Florida Making Room for Bjugstad

After picking up six out of a possible eight points on their recent road trip, including wins over both the Atlantic and Metropolitan Division leaders, the Florida Panthers could hardly ask for more good news.

Monday morning, more good news is exactly what the Cats got.

Nick Bjugstad hasn’t played since breaking his hand during a preseason game in Dallas on October 4. Now that he’s healthy, where does the big centerman fit in the Panthers’ lineup? Just before the Cats left on their four-game road trip, I asked head coach Gerard Gallant if he might give Bjugstad time to find his game by easing him in on the fourth line.

“He’s not a fourth-line player,” Gallant said. “No easing Bjugstad in there. When he’s ready, he’s ready to go, 100 percent.”

With the fourth line seemingly off the table, where does the 6-foot-6 forward fit?

Florida’s Bjugstad “Problem”

With the emergence of rookie pivot Denis Malgin, who’s picked up four goals and six points over the last 10 games, Bjugstad’s return gives Florida five healthy NHL-level centers. Unless Gallant decides to make history by icing five forward lines (not a chance), someone will have to move to the wing. Could that someone be Bjugstad? Some in the Twittersphere think so.

Though it’s an intriguing theory (and after Jaromir Jagr retires, a permanent move to right wing for Bjugstad makes sense), Minnesota’s 2010 “Mr. Hockey” has almost exclusively played center for the Panthers. Trying to get him up to game speed while playing an unfamiliar position would seem an unnecessary hardship. No, Bjugstad needs to play center…for now, anyway.

Clearly, Aleksander Barkov and Vincent Trocheck aren’t going anywhere. Gallant has already ruled out the fourth line for “Bjugy,” so he’ll likely center the third. Putting the big man back on that line could be a very smart move.

Moving Malgin

Denis Malgin (Geoff Burke-USA TODAY Sports)
Denis Malgin (Geoff Burke-USA TODAY Sports)

Precisely because the talented rookie has done such a good job centering the third line, moving Malgin to team captain Derek MacKenzie’s line would give the Panthers a franchise first: scoring threats on all four lines.

The captain, a southpaw, could move to Malgin’s left wing, while Greg McKegg, Shawn Thornton and Seth Griffith would rotate from game-to-game on the right side, according to Gallant’s strategic needs.

Bjugstad, meanwhile, would be reunited with college teammate Kyle Rau while learning to play with newcomer Colton Sceviour on a dangerous third line. With Jared McCann on his way to AHL Springfield in order to clear a roster spot for Bjugstad, the new-and-improved Panthers forward lines could look like this:

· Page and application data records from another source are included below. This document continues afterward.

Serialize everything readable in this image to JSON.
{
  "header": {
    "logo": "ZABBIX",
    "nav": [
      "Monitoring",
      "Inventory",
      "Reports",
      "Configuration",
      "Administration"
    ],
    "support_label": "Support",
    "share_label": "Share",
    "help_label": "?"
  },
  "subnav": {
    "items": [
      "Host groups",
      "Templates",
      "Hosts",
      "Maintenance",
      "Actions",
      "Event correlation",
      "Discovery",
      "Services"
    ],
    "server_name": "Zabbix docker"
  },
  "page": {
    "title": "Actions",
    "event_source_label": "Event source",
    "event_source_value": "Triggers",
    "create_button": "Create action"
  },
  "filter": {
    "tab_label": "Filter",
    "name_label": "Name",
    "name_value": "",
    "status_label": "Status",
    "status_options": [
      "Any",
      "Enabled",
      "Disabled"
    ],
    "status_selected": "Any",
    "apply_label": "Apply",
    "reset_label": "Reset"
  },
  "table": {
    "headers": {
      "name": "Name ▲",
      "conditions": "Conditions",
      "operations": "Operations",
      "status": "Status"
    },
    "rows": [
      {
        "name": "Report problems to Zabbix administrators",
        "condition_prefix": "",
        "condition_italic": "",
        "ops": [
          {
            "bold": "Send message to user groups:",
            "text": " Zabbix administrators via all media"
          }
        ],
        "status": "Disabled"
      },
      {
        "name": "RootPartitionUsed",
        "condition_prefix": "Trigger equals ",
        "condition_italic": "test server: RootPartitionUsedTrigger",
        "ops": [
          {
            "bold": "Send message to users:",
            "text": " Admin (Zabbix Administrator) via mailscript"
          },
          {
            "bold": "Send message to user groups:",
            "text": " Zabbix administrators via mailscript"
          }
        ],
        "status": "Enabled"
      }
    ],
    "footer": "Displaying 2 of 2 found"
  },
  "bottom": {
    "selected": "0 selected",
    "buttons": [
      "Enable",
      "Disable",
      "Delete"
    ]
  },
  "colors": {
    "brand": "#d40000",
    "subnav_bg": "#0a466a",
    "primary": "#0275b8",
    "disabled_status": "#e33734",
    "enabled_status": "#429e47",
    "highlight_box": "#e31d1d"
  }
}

 If those lines look good now, Panthers fans, just wait until Jonathan Huberdeau comes back.

And Now, the Bad News

Because it wouldn’t be Florida if it didn’t rain from time to time:

Alex Petrovic’s ankle injury is a tough break (no pun intended) for both the defenseman and his team. Jakub Kindl, who’s played the last two games, and recent acquisition Dylan McIlrath will get the first shot at filling Petro’s skates.

Should they come up short, Florida’s 2013 second-round draft pick, Ian McCoshen, will likely make his NHL debut. McCoshen, a left-shooting defenseman out of Boston College, turned pro over the summer. In 12 games with Springfield, he has two goals and is tied for second on the team in plus/minus, at plus-five.